> **WORK ORDER**: Please return every line in the following data that includes the string "层单面电镀面积".

== RECORDS SHOWN ==

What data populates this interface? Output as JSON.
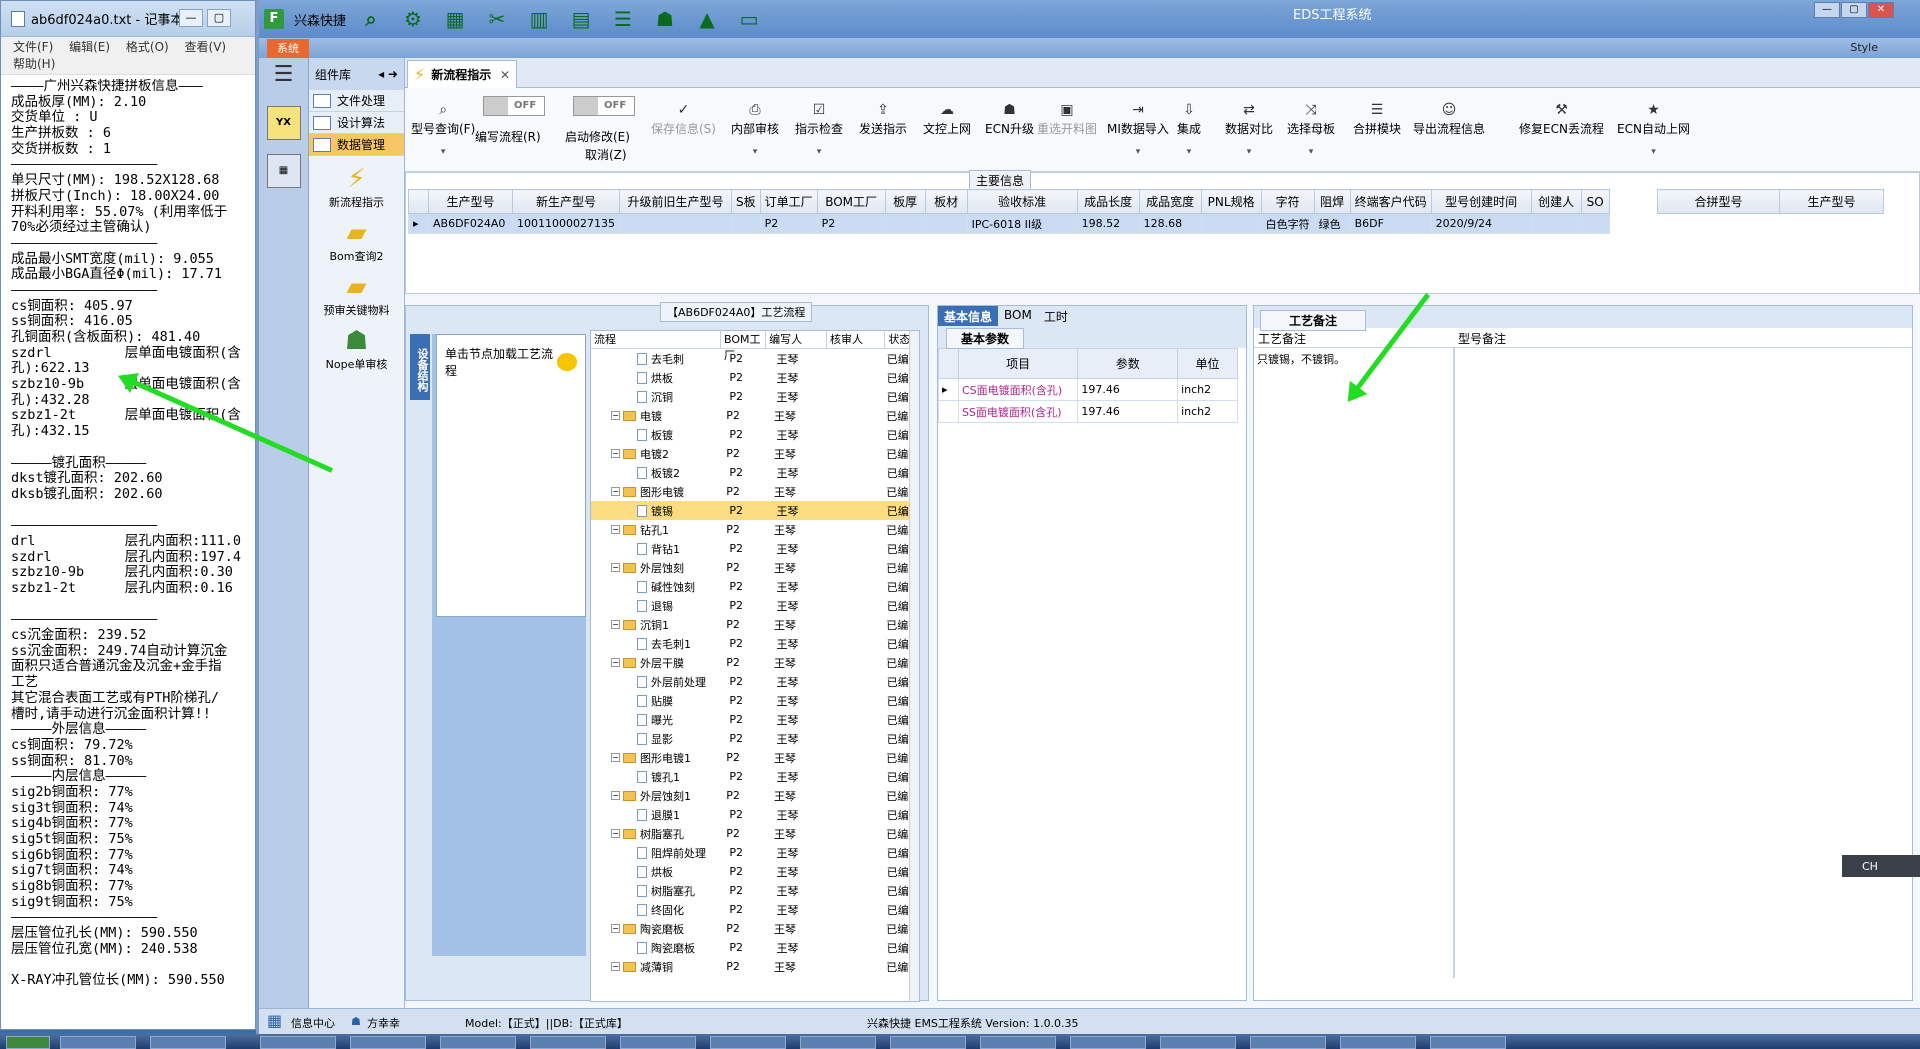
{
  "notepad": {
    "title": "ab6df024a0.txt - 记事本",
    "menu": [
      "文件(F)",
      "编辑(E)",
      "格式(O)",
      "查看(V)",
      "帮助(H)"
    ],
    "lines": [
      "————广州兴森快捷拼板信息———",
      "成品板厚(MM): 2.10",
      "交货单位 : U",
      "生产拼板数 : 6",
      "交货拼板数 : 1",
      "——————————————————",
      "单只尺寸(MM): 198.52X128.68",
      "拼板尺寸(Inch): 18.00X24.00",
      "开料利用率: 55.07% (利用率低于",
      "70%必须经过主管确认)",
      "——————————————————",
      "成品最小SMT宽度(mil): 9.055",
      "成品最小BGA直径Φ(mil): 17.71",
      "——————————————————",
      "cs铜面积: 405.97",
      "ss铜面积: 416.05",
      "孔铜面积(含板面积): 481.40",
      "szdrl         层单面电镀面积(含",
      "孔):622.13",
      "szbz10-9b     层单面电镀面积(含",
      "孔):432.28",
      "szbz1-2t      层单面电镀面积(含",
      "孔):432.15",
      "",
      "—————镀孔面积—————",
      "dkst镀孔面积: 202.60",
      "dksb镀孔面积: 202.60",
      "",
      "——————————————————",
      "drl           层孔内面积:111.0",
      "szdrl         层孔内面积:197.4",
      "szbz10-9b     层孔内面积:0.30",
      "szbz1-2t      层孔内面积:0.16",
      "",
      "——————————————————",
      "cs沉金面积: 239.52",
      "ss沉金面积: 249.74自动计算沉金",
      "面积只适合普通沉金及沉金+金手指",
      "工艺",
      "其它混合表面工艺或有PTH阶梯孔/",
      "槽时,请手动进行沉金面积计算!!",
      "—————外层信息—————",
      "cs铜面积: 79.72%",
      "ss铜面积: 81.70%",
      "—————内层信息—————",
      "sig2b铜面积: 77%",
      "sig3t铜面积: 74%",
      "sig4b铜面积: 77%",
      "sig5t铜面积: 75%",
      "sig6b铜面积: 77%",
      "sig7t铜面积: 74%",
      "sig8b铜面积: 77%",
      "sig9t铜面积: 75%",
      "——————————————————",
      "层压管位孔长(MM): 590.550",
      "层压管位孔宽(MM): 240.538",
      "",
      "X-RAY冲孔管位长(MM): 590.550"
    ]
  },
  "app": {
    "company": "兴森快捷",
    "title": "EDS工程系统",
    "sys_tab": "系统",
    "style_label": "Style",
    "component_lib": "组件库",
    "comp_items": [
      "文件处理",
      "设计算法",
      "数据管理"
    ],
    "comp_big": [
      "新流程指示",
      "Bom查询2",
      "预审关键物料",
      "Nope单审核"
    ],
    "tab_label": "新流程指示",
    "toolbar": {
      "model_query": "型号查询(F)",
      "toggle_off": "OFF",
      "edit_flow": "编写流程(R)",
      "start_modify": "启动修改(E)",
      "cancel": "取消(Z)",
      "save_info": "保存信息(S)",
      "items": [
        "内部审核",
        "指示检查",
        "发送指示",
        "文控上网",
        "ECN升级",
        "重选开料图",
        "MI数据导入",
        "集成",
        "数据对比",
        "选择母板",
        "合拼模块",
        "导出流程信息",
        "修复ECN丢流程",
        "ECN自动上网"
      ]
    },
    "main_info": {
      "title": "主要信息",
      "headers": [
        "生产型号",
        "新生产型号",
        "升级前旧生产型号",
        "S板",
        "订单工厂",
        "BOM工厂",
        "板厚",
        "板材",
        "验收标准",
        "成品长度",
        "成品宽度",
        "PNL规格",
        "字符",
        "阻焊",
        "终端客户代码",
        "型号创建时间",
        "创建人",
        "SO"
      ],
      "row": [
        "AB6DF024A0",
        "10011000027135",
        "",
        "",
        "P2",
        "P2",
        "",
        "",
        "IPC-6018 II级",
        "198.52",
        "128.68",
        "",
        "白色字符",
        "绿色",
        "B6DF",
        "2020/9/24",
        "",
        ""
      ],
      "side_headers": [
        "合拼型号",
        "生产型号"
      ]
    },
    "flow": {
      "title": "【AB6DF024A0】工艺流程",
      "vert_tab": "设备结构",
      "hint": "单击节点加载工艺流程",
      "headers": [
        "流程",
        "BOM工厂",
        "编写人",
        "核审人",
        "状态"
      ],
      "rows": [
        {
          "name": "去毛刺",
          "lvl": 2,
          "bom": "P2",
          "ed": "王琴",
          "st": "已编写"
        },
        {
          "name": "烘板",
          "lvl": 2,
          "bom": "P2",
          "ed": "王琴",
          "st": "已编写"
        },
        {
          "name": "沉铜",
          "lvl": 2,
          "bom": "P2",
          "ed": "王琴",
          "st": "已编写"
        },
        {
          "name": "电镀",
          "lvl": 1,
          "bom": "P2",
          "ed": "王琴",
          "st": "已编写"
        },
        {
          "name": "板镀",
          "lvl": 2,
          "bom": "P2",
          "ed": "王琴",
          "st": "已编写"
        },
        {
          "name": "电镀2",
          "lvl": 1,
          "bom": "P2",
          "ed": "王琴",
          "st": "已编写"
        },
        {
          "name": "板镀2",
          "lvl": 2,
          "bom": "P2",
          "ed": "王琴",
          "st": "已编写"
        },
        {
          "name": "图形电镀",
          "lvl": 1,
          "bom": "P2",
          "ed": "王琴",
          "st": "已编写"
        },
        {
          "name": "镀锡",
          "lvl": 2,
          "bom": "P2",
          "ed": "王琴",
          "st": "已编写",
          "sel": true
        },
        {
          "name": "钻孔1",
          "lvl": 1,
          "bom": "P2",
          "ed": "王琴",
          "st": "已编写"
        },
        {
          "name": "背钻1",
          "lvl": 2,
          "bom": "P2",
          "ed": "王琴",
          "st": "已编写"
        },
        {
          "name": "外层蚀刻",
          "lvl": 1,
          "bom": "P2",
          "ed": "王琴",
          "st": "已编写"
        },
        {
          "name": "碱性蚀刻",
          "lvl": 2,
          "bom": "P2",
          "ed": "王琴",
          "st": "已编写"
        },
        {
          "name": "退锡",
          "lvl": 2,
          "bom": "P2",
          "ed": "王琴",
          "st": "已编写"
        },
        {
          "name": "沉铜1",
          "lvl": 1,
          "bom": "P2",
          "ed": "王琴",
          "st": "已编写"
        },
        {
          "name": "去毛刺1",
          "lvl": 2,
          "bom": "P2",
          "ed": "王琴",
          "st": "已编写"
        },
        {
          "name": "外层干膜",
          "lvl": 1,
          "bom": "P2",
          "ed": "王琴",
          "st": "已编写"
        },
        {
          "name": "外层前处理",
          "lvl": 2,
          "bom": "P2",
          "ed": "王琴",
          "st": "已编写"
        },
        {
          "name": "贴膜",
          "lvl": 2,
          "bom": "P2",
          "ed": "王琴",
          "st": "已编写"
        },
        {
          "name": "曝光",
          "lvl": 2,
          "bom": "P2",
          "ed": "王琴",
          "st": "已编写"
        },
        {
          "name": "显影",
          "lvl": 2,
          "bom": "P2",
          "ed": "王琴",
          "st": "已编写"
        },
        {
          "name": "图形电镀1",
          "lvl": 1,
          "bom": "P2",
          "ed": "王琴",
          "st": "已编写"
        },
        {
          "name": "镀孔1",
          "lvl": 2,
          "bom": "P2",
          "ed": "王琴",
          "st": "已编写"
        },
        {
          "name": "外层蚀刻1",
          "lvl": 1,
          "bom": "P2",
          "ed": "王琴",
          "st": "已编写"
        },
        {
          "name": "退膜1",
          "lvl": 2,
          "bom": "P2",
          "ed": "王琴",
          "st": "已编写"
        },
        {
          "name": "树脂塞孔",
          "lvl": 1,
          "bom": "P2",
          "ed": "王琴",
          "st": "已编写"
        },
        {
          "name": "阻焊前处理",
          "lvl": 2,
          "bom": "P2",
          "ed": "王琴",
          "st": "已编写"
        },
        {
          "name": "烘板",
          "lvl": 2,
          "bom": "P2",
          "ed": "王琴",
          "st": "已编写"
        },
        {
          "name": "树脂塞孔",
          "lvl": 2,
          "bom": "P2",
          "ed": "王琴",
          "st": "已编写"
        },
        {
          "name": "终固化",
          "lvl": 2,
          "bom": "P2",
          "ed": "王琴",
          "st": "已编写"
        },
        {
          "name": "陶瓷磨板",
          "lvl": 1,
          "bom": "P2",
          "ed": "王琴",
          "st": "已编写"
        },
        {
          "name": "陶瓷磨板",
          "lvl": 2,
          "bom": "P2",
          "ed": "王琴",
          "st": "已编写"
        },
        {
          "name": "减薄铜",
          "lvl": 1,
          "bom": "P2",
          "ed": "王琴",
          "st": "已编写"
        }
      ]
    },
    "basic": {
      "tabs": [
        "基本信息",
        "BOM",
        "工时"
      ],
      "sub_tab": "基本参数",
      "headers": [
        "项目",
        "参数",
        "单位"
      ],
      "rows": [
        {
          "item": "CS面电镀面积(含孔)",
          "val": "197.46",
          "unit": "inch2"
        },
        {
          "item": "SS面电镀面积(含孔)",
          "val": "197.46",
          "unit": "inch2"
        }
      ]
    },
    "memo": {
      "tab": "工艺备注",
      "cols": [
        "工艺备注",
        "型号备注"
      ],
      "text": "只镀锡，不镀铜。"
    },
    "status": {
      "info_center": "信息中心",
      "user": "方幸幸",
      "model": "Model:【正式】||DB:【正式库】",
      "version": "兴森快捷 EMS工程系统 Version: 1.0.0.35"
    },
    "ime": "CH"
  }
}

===

> **OUTPUT OF THE TASK**:
      "szdrl         层单面电镀面积(含",
      "szbz10-9b     层单面电镀面积(含",
      "szbz1-2t      层单面电镀面积(含",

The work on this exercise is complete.